Nothing in the entries should be altered. Write them out in full.
++++ Data under study ++++
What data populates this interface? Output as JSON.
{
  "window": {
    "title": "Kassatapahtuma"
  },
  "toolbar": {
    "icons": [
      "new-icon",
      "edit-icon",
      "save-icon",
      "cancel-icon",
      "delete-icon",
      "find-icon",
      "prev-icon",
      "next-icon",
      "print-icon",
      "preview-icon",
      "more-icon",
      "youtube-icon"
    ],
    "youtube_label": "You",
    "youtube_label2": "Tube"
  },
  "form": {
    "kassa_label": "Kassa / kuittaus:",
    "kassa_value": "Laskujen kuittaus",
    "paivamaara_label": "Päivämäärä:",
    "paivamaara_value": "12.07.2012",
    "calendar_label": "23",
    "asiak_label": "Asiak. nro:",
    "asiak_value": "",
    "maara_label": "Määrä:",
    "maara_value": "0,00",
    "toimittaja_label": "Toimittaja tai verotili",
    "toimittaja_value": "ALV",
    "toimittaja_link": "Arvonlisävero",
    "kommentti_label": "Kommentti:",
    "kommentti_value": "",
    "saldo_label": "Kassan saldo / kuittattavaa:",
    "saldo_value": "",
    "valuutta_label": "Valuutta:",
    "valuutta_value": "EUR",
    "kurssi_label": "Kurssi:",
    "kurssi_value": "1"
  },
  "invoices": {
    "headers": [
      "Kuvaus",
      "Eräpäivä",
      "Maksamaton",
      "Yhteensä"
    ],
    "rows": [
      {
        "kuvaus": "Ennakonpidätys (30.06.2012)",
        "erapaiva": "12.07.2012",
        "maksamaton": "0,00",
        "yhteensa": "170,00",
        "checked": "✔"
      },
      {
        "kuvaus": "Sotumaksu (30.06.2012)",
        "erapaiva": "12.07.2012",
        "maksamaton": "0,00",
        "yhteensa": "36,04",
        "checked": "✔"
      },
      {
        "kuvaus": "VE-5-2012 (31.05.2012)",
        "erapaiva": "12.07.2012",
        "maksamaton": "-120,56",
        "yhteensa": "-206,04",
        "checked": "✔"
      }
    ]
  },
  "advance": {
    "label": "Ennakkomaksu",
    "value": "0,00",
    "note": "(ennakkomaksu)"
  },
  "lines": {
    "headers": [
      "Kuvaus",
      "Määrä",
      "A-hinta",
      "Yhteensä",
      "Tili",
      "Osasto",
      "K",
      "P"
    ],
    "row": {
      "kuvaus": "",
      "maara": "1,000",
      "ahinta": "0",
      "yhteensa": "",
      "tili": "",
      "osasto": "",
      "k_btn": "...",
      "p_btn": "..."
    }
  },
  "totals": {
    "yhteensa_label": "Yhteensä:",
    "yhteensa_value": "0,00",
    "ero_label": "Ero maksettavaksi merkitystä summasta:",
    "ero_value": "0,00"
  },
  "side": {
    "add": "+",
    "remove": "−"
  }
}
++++
[Answer area]:
What data populates this interface? Output as JSON.
{
  "window": {
    "title": "Kassatapahtuma"
  },
  "toolbar": {
    "icons": [
      "new-icon",
      "edit-icon",
      "save-icon",
      "cancel-icon",
      "delete-icon",
      "find-icon",
      "prev-icon",
      "next-icon",
      "print-icon",
      "preview-icon",
      "more-icon",
      "youtube-icon"
    ],
    "youtube_label": "You",
    "youtube_label2": "Tube"
  },
  "form": {
    "kassa_label": "Kassa / kuittaus:",
    "kassa_value": "Laskujen kuittaus",
    "paivamaara_label": "Päivämäärä:",
    "paivamaara_value": "12.07.2012",
    "calendar_label": "23",
    "asiak_label": "Asiak. nro:",
    "asiak_value": "",
    "maara_label": "Määrä:",
    "maara_value": "0,00",
    "toimittaja_label": "Toimittaja tai verotili",
    "toimittaja_value": "ALV",
    "toimittaja_link": "Arvonlisävero",
    "kommentti_label": "Kommentti:",
    "kommentti_value": "",
    "saldo_label": "Kassan saldo / kuittattavaa:",
    "saldo_value": "",
    "valuutta_label": "Valuutta:",
    "valuutta_value": "EUR",
    "kurssi_label": "Kurssi:",
    "kurssi_value": "1"
  },
  "invoices": {
    "headers": [
      "Kuvaus",
      "Eräpäivä",
      "Maksamaton",
      "Yhteensä"
    ],
    "rows": [
      {
        "kuvaus": "Ennakonpidätys (30.06.2012)",
        "erapaiva": "12.07.2012",
        "maksamaton": "0,00",
        "yhteensa": "170,00",
        "checked": "✔"
      },
      {
        "kuvaus": "Sotumaksu (30.06.2012)",
        "erapaiva": "12.07.2012",
        "maksamaton": "0,00",
        "yhteensa": "36,04",
        "checked": "✔"
      },
      {
        "kuvaus": "VE-5-2012 (31.05.2012)",
        "erapaiva": "12.07.2012",
        "maksamaton": "-120,56",
        "yhteensa": "-206,04",
        "checked": "✔"
      }
    ]
  },
  "advance": {
    "label": "Ennakkomaksu",
    "value": "0,00",
    "note": "(ennakkomaksu)"
  },
  "lines": {
    "headers": [
      "Kuvaus",
      "Määrä",
      "A-hinta",
      "Yhteensä",
      "Tili",
      "Osasto",
      "K",
      "P"
    ],
    "row": {
      "kuvaus": "",
      "maara": "1,000",
      "ahinta": "0",
      "yhteensa": "",
      "tili": "",
      "osasto": "",
      "k_btn": "...",
      "p_btn": "..."
    }
  },
  "totals": {
    "yhteensa_label": "Yhteensä:",
    "yhteensa_value": "0,00",
    "ero_label": "Ero maksettavaksi merkitystä summasta:",
    "ero_value": "0,00"
  },
  "side": {
    "add": "+",
    "remove": "−"
  }
}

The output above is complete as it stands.